TASK INSTRUCTIONS
Every line of the data below should be written out word for word.
DATA RECORDS START
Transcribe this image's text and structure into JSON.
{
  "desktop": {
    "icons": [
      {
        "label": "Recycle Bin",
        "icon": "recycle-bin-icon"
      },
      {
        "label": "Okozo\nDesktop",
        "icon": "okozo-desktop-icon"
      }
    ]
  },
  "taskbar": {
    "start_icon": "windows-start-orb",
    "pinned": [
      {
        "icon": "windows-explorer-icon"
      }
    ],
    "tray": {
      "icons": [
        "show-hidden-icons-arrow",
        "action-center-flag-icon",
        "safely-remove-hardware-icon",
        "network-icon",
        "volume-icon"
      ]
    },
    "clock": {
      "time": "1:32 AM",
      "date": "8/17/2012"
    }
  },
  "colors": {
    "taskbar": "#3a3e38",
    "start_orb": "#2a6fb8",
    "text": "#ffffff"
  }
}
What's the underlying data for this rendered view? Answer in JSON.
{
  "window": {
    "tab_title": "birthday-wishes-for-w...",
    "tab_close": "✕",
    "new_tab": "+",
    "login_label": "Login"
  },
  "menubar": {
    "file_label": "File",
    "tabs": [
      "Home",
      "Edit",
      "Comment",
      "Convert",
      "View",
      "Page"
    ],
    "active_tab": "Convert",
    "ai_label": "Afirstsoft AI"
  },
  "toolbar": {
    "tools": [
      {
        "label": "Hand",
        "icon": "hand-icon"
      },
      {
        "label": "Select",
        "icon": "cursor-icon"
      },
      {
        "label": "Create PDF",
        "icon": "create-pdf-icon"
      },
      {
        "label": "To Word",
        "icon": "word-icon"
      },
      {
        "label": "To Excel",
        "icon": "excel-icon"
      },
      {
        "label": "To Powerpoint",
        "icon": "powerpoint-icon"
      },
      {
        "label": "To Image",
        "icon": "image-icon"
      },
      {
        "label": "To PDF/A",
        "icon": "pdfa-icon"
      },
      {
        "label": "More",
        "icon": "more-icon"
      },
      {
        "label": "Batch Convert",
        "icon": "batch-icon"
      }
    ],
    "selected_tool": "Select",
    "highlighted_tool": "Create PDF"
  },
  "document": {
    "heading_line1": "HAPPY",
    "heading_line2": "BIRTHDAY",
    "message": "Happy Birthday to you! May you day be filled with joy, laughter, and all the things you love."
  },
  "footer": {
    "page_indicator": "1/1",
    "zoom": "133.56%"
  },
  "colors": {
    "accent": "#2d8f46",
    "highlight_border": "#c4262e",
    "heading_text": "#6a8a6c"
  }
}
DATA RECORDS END
ANSWER
Transcribe this image's text and structure into JSON.
{
  "desktop": {
    "icons": [
      {
        "label": "Recycle Bin",
        "icon": "recycle-bin-icon"
      },
      {
        "label": "Okozo\nDesktop",
        "icon": "okozo-desktop-icon"
      }
    ]
  },
  "taskbar": {
    "start_icon": "windows-start-orb",
    "pinned": [
      {
        "icon": "windows-explorer-icon"
      }
    ],
    "tray": {
      "icons": [
        "show-hidden-icons-arrow",
        "action-center-flag-icon",
        "safely-remove-hardware-icon",
        "network-icon",
        "volume-icon"
      ]
    },
    "clock": {
      "time": "1:32 AM",
      "date": "8/17/2012"
    }
  },
  "colors": {
    "taskbar": "#3a3e38",
    "start_orb": "#2a6fb8",
    "text": "#ffffff"
  }
}
What's the underlying data for this rendered view? Answer in JSON.
{
  "window": {
    "tab_title": "birthday-wishes-for-w...",
    "tab_close": "✕",
    "new_tab": "+",
    "login_label": "Login"
  },
  "menubar": {
    "file_label": "File",
    "tabs": [
      "Home",
      "Edit",
      "Comment",
      "Convert",
      "View",
      "Page"
    ],
    "active_tab": "Convert",
    "ai_label": "Afirstsoft AI"
  },
  "toolbar": {
    "tools": [
      {
        "label": "Hand",
        "icon": "hand-icon"
      },
      {
        "label": "Select",
        "icon": "cursor-icon"
      },
      {
        "label": "Create PDF",
        "icon": "create-pdf-icon"
      },
      {
        "label": "To Word",
        "icon": "word-icon"
      },
      {
        "label": "To Excel",
        "icon": "excel-icon"
      },
      {
        "label": "To Powerpoint",
        "icon": "powerpoint-icon"
      },
      {
        "label": "To Image",
        "icon": "image-icon"
      },
      {
        "label": "To PDF/A",
        "icon": "pdfa-icon"
      },
      {
        "label": "More",
        "icon": "more-icon"
      },
      {
        "label": "Batch Convert",
        "icon": "batch-icon"
      }
    ],
    "selected_tool": "Select",
    "highlighted_tool": "Create PDF"
  },
  "document": {
    "heading_line1": "HAPPY",
    "heading_line2": "BIRTHDAY",
    "message": "Happy Birthday to you! May you day be filled with joy, laughter, and all the things you love."
  },
  "footer": {
    "page_indicator": "1/1",
    "zoom": "133.56%"
  },
  "colors": {
    "accent": "#2d8f46",
    "highlight_border": "#c4262e",
    "heading_text": "#6a8a6c"
  }
}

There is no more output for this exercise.